The doubts raised by the extra N120 was immense. Did my clothes or the fatness of my purse fool this girl into thinking it was full or money? Or did the wholesale price of flour and eggs suddenly increase in Abuja so that it translated into an extra N20 charge for an eggroll?

But I didn’t say anything. I paid with N500, and saw that I collected all her change: eight N50 notes. I wondered where the rest of her money was. But the abundance of N50s proved to me that indeed the rolls did retail at half the price. The young swindler was smart. “Thank you ma” she said, as she heaved the bucket back unto her head.

Those three words turned my displeasure into a shrug.
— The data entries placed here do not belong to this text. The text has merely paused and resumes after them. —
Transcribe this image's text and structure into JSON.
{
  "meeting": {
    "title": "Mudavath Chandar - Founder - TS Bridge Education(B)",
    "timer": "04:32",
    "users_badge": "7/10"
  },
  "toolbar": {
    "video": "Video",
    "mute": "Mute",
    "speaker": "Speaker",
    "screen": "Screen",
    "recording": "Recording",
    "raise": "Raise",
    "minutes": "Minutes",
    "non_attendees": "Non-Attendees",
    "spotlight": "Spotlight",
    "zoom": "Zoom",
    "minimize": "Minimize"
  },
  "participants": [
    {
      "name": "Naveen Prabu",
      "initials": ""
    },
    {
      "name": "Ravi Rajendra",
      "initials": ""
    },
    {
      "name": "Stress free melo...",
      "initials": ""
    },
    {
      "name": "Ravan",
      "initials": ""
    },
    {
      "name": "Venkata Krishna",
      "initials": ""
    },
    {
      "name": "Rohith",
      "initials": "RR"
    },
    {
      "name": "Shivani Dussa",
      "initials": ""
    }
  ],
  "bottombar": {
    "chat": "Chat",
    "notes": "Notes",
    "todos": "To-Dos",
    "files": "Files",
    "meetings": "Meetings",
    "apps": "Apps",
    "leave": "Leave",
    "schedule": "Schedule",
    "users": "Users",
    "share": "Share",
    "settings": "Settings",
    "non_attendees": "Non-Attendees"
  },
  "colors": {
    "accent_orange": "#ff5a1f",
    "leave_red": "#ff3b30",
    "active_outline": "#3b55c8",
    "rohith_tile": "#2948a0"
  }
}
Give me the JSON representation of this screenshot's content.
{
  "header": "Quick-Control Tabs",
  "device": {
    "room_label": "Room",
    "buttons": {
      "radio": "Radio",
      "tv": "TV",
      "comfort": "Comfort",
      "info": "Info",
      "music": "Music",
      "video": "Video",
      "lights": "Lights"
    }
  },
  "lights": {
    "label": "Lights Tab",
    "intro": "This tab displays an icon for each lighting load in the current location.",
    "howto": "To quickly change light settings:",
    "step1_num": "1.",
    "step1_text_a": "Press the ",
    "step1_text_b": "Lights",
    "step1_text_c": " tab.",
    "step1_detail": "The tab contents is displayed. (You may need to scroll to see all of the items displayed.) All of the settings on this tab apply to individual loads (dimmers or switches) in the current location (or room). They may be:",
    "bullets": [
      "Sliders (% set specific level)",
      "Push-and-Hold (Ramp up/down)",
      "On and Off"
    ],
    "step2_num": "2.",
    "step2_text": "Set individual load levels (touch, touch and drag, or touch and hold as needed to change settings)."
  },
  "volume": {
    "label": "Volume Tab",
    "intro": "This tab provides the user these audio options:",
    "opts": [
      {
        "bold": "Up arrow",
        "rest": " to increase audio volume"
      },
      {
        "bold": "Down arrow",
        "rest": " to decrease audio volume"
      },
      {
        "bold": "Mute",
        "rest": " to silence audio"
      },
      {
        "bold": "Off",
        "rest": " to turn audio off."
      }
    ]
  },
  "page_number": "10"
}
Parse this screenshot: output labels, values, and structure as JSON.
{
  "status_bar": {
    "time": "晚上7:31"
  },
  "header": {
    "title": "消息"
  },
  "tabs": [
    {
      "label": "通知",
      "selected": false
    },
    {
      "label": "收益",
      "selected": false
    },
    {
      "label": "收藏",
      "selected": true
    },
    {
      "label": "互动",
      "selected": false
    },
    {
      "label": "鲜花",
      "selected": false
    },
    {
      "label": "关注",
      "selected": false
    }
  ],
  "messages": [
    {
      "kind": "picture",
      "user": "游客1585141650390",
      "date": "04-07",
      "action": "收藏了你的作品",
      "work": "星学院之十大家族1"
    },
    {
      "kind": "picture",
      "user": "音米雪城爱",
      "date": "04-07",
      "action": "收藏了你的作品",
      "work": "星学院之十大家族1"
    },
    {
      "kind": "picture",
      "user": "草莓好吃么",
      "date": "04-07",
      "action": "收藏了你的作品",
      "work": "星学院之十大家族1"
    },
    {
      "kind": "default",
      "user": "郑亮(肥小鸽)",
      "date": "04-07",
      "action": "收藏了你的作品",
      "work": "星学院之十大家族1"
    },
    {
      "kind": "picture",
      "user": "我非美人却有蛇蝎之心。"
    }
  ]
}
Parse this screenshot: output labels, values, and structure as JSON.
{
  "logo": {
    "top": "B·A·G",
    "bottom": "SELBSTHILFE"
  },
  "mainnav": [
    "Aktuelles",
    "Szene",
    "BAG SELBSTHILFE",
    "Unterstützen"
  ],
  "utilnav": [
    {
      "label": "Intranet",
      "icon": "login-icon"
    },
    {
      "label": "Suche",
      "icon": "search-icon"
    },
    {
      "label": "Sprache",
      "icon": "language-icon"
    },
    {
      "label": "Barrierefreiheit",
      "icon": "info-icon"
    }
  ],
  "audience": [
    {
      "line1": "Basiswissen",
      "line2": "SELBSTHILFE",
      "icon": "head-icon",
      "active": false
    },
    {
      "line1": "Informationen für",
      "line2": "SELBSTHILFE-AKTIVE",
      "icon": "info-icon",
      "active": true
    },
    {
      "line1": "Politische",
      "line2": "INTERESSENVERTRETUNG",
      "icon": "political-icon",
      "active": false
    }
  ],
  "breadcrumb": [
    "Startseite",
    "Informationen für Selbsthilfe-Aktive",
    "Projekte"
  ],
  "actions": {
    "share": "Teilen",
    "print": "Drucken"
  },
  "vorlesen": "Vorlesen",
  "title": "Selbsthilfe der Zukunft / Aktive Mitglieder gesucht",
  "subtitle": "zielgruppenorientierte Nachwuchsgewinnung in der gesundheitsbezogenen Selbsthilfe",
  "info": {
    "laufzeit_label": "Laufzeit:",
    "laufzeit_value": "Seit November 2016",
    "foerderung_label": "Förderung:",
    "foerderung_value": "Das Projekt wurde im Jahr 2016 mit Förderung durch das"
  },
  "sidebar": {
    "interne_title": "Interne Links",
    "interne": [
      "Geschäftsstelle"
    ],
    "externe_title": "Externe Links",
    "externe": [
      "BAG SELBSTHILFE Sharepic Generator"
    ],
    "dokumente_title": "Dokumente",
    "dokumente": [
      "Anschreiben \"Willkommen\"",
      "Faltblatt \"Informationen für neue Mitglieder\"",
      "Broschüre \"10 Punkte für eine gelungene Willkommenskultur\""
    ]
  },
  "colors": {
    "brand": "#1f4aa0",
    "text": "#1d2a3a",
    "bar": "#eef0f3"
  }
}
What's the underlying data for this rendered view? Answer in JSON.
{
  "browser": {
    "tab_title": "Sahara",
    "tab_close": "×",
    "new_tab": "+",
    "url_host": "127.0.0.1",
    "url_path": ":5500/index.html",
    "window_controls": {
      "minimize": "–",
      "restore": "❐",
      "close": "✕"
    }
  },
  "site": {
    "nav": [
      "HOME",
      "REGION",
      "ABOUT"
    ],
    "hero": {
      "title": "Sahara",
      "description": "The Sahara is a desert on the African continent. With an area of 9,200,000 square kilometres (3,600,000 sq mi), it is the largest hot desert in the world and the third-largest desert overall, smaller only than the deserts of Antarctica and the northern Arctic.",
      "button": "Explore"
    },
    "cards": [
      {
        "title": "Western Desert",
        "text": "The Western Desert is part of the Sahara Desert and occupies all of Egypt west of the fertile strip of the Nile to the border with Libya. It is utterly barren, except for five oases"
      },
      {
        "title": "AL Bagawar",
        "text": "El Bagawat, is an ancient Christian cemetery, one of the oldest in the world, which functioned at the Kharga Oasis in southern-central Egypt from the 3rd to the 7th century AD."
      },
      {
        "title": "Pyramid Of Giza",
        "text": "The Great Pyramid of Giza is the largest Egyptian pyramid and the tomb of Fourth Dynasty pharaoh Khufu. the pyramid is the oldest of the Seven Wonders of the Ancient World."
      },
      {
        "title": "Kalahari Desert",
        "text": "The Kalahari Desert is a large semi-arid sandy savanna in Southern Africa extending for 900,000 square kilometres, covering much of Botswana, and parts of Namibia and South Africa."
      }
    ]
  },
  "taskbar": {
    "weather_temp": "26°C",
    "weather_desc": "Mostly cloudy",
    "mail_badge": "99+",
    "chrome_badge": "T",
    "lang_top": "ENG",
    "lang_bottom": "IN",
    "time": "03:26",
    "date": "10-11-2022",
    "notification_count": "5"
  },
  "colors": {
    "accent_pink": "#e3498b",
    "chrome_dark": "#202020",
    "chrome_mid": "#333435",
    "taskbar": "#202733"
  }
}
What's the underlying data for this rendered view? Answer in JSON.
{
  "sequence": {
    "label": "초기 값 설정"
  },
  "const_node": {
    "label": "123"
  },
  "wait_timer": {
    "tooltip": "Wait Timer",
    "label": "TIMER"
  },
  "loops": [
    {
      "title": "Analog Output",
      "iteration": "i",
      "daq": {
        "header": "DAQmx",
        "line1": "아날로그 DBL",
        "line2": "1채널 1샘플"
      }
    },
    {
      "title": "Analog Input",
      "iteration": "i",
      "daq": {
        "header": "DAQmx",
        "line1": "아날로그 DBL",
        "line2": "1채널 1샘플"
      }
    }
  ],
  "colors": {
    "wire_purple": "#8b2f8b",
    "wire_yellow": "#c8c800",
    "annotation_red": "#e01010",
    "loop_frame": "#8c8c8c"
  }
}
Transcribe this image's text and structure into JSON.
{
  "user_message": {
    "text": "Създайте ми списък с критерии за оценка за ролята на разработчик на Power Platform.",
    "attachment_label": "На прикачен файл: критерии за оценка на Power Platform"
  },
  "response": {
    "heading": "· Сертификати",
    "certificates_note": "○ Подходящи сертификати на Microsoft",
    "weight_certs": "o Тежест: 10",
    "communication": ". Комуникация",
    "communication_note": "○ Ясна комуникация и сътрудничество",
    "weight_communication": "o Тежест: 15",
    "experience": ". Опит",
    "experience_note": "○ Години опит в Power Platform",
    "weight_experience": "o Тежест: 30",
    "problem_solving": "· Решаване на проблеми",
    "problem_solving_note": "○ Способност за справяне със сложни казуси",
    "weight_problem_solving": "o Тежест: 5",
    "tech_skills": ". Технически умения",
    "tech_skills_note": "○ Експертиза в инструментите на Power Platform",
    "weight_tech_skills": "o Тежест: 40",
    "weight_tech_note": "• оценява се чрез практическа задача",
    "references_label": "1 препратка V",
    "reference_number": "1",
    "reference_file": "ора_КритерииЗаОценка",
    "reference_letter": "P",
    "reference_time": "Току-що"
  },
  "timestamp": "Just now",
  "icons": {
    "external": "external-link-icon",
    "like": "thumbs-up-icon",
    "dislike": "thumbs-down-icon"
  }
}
Back at the office, I bit into the roll. It was still fresh and uncluttered by too much grease. My N100 was well spent.

My Maiguard is Getting Married
Our maiguard has one of those faces that is neither old nor young; he could be 18, he could be 38. Small in stature and speaking a dialect of Hausa that baffled us, Aminu is a good, if absent-minded guard.

I remember when he first arrived from Zaria straight to our house; he was hunched and hesitant, with overgrown hair and a furtive, haunted look in his eyes. He used to grunt to alert you to his presence, and he had a permanent scowl on his face. But after a few months with us, he became more self-assured, got regular hair-cuts, wore the clothes we gave him with pride and stood taller. He even replaced his grunts with words; it was like seeing the blossoming of a flower. Soon he started cooking for himself and made friends with the other guards in the estate, and he smiled and laughed more. Even his brand of Hausa became more familiar to us.
Yet he remained our lowly, trust-worthy Maiguard, until he told us his intentions to return to his native Zaria to get married. I was surprised. So Aminu, this young (or old, we still couldn’t ascertain his actual age-range) man who opens and closes our gate, weeds the yard, washes the cars and does other necessary work around the house for which we paid him an agreeable amount, wanted to get married?

He said that the girl had already been chosen for him by his family; she was the sister of a girl he had been dating previously, but that girl had been given out in marriage to another man when Aminu came to Abuja, so his family had accepted her sister for him.
I remember entering his messy Maiguard house to drop something for him, and on the floor was a picture of a light-skinned young woman wrapped in a red veil from head to toe. She was lying down on her side and stared blankly at the camera. So when Aminu said he’d never met his bride-to-be but had been sent her picture, my mind recalled the girl in red.

She was rather pretty, I thought. Will she be pleased with Aminu, a diminutive man/boy with a semi-permanent scowl? He told us her bride-price was N70, 000 and he’d been saving up for months for her. I wondered if N70, 000 was considered the price for a top-drawer maiden in rural Zaria.
Last week, Aminu left to get married, I could sense his excitement as he said farewell to us. But he’ll come back soon, as his family have advised him to return to Abuja after marriage because there are no jobs in their community. But he won’t be bringing his wife with him. So after a few days in Zaria, during which time he would not only meet his bride for the first time, but would have married her, he would bid farewell to his life-partner for a few months until he returned to Zaria again. Aminu will then return to us a married man.

I wondered if, nine months later, Mrs Aminu would have a baby. Would Aminu still stay on in Abuja? Will he take on more wives? Can he look after a family on his modest Maiguard wages?
All these questions cast my Maiguard in a whole new light.